Excavations since the 60s gave fascinating information about this ancient city. Scientists have found artistic stone and ceramic figurines; Brown was part of a team that discovered a small copper workshop next to the base of one of the mounds. Inside was a fireplace with coals, where copper could be pounded and annealed, he says. They drove him into the fire, heated up, so that the crystals in copper were reconstructed, and when they quenched it in the water, you had something like a decoration, a ball.
The site in Cahokia occupied an area of nine square miles. Illustration: State Historical Museum of Cahokia Mounds
Archaeological works also found a mound containing mass graves. Despite the fact that the degree is discussed, it seems that the Mississippi could perform ritual human sacrifices, judging by what appeared to be hundreds of people, mostly young women, buried in these mass graves. Some were probably strangled; Others, perhaps, died from bloodletting. Four men were found with cut off heads and hands; In another grave pit there were, in the main, men who had been slaughtered to death.
Apparently, what happened in Cahokia, left a bad taste in the minds of people – Thomas Emerson
The people from Cahokia may have pumped themselves and received a lot of this violence, since the researchers did not find any concrete evidence of war or invasion from the side. Emerson says that he unearthed other Native American sites that were filled with arrowheads left after the war; For comparison, in Cahokia there were almost none. His interest, he adds. In Cahokiah, the danger comes from people from above; No other people [from other tribes or locations] attack you.
But William Iseminger, an archaeologist and assistant manager at Cahokia Mounds, points out that there must have been some constant threat to the city, whether from local or remote sources that forced it to build and rebuild four times between 1175 and 1275. Perhaps they were never Attacked, but the threat was there, and the leaders felt the need to spend a huge amount of time, labor and materials to protect the central ceremonial site.
The story of the fall of Cahokiaas and its possible end is a mystery. After reaching an altitude of about 1100 people, the population is reduced, and then disappears by 1350. Perhaps they have exhausted land resources, as some scientists have argued, or have been victims of political and social unrest, climate change or prolonged drought. Whatever it was, the Mississippi simply left, and Cahokia was gradually abandoned.
Emerson says that tales of Kakhokin do not even appear in the folklore of indigenous peoples and oral histories. Apparently, what happened in Cahokia, left a bad taste in the minds of people. Earth and mounds are the only narrative.
As archaeological research continues, the Monastery Barrow is now a central element of the state historical center of Cahokia Mounds (UNESCO World Heritage Site since 1982), which includes 2,200 acres of land, 72 preserved hillocks and a museum. The US National Park Service is considering whether to take under the wing its area and nearby surviving mounds.

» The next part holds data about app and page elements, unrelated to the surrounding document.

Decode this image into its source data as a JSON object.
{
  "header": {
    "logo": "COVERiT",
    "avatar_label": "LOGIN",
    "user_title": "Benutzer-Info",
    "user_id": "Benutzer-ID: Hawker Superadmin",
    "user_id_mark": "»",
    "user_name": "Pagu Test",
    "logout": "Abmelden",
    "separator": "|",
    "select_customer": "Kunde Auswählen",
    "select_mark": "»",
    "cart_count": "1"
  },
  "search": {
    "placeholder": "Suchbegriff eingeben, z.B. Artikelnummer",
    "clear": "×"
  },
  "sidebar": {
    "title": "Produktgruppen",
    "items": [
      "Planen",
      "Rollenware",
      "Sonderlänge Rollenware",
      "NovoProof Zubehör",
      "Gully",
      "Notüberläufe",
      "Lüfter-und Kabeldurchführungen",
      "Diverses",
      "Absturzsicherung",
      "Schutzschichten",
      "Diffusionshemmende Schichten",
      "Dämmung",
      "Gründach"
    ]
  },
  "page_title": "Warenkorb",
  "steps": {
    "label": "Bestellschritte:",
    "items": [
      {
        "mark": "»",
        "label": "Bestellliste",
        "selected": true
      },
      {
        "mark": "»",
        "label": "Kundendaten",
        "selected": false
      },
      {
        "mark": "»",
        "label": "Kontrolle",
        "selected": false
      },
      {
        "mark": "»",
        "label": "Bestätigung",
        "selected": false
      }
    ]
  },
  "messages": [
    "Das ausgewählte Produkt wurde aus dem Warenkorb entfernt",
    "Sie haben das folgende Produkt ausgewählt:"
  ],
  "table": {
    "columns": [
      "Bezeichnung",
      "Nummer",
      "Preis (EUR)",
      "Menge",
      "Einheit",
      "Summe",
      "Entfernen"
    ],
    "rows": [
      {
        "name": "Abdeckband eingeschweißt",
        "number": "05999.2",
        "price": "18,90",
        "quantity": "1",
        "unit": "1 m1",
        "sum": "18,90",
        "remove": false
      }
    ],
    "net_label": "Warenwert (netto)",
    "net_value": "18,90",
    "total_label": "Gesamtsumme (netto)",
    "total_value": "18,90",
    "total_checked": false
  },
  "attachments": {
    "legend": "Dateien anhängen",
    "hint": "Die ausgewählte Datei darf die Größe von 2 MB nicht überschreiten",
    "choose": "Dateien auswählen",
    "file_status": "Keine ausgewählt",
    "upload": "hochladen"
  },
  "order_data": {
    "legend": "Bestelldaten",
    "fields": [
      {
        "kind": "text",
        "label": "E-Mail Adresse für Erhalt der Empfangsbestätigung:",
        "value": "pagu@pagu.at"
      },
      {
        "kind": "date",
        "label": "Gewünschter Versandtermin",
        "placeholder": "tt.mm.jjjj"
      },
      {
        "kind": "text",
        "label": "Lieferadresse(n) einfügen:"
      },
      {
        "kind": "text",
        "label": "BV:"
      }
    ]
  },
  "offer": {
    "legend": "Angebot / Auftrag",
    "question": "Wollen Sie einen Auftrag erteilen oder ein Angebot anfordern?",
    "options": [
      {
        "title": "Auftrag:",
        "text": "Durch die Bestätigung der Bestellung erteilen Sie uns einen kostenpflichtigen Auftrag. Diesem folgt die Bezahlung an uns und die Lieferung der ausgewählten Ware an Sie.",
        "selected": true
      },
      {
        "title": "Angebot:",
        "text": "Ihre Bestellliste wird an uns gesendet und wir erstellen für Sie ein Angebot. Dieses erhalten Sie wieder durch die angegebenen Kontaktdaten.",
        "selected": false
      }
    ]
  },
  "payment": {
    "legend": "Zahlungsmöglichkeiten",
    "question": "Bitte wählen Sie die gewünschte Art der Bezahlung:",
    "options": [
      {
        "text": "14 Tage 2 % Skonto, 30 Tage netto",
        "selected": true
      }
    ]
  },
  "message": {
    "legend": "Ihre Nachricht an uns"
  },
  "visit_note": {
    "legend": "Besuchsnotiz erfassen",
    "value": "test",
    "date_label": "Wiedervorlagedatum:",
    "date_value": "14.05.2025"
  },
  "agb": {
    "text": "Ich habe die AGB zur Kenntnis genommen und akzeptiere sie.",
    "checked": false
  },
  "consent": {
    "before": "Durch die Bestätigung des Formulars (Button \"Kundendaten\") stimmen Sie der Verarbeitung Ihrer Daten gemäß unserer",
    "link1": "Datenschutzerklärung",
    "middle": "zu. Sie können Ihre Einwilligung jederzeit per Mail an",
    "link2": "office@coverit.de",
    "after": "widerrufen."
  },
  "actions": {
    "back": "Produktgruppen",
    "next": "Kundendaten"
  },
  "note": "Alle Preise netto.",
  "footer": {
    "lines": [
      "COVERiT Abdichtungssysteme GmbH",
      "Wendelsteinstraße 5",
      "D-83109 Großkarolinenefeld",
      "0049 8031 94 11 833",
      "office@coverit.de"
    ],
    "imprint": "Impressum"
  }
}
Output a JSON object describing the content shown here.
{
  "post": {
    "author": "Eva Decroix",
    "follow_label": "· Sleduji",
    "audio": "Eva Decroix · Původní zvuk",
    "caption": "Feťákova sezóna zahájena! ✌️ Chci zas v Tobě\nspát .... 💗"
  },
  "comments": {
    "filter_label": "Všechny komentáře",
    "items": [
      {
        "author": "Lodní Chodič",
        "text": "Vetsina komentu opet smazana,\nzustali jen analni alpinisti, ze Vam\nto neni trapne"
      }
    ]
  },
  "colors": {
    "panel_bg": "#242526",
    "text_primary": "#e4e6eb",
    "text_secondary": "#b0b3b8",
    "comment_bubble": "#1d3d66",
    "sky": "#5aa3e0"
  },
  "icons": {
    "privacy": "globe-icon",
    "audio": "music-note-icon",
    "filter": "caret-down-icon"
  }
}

The federal designation could bring Cahokia additional recognition and tourism. Currently, about 250,000 people visit the site every year; For comparison, the more modern, designed by Eero Saarinen Gateway Arch in St. Louis attracts annually four million visitors.
Brown says that Cahokia is an underestimated story. Youd have to go to the valley of Mexico to see anything comparable to this site. It is a complete orphan, a lost city in every sense.